Old Dominion by Lunt

Lunt introduced Old Dominion in 1898. At first glance it looks like a modest pattern but when you pay more attention to the detail of the edging around the stem and terminal and the detail on the serving pieces, it is truly a lovely pattern hidden behind such a provincial name.


Fork (7 inches)



Bon Bon Spoon (4 1/2 inches)
















Seafood Fork (6 inches)





Friday, February 20, 2015

Whiting Silver Company Markings

Frank Whiting was eventually aquired by Gorham so it no longer exists. However, there are still many patterns out there designed and produced by the company prior to that time. Below are two markings you will find on the back of pieces of sterling flatware by Frank Whiting and Whiting Silver.

Frank Whiting






Whiting Silver



Wednesday, February 18, 2015

Baronial by Frank Smith

Frank Smith introduced Baronial in 1920. It was designed by Aurthur J. Stone. It is an elegant pattern with an offset design. The serving pieces are particularly attractive.  

Preserve Spoon (7 3/4 inches)


Salad Serving Fork (8 1/4 inches)



Lettuce Serving Fork (8 3/4 inches)


Monday, February 16, 2015

Lion by Frank Smith

Introduced in 1905, Lion by Frank Smith is a very distinct pattern with the image of a lion's face on the terminal. It is truly unique and easy to identify.


Fork (7 3/8 inches)


Fish Knife (8 1/8 inches)



Friday, February 13, 2015

Colbert by Frank Smith

Frank Smith introduced its Colbert pattern in 1921. It is a rich design very much is the tradition of the early 1920's. Note the detail on the shoulder of the serving fork.


Large Sardine Serving Fork (5 5/8 inches)


Strawberry Fork (4 3/4 inches)



Wednesday, February 11, 2015

Who Became Reed and Barton

Reed and Barton is another company that has managed to survive and in the process buy and absorb several other smaller companies. Some of these include: Dominick and Haff, Sheffield Silver Co., Theodore B. Starr, and the Webster Company. And in doing so they have gotten the patterns and dies from William Gales and Sons, J. R. Wendt & Co. and the Frank W. Smith Silver Co. because the aforementioned acquisitions had previously purchased or absorbed these companies. Once again I'll offer my caveat -  The following is best I could do to chart out the flow. It may not be correct. The information is confusing at best coming from different sources. But it gives you an idea of how all the smaller companies ending up merging.  



Monday, February 9, 2015

American Directoire By Lunt

Lunt introduced American Directoire in 1931. It was designed by Frederick W. Koonz who also designed American Victorian, Modern Victorian, Charles II, and  William and Mary for Lunt.
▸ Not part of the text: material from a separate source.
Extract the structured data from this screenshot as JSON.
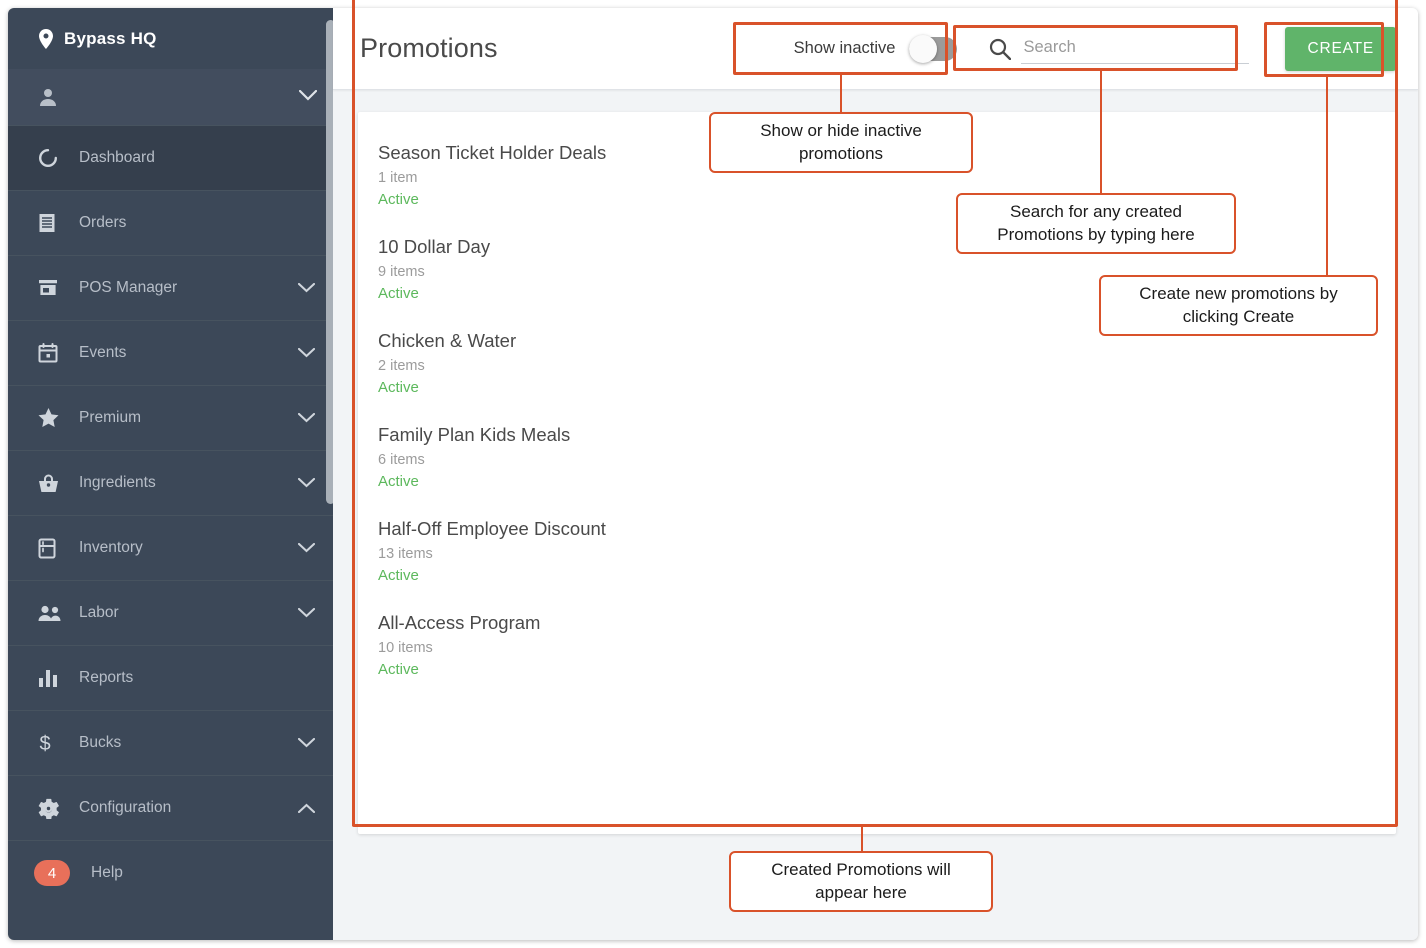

This pattern is much more tailored than the other four patterns. The streamlined stem with flaired terminal and feathered detail on the shoulder of each piece has some touches of art deco.



Individual Fish Knife (8 3/4 inches)


Small Cold Meat Serving Fork (7 7/8 inches)


Ice Cream Fork (5 3/4 inches)



Sugar Spoon (6 1/8 inches)


Friday, February 6, 2015

Lettuce Serving Forks (Part 3)


Alice, Cambridge, Cherub, Fessenden, Georgian, Hyperion,  Les Cinq Fleurs, Raphael,  Stratford,   Waverly, Century,  Lily, Savannah, Versailles, Whiting


Richmond by Towle ( 8 1/8 inches)



Old Newbury by Towle  (8 1/4 inches)



Majestic by Reed and Barton  (10 inches)




Love Disarmed by Reed and Barton (8 5/8 inches)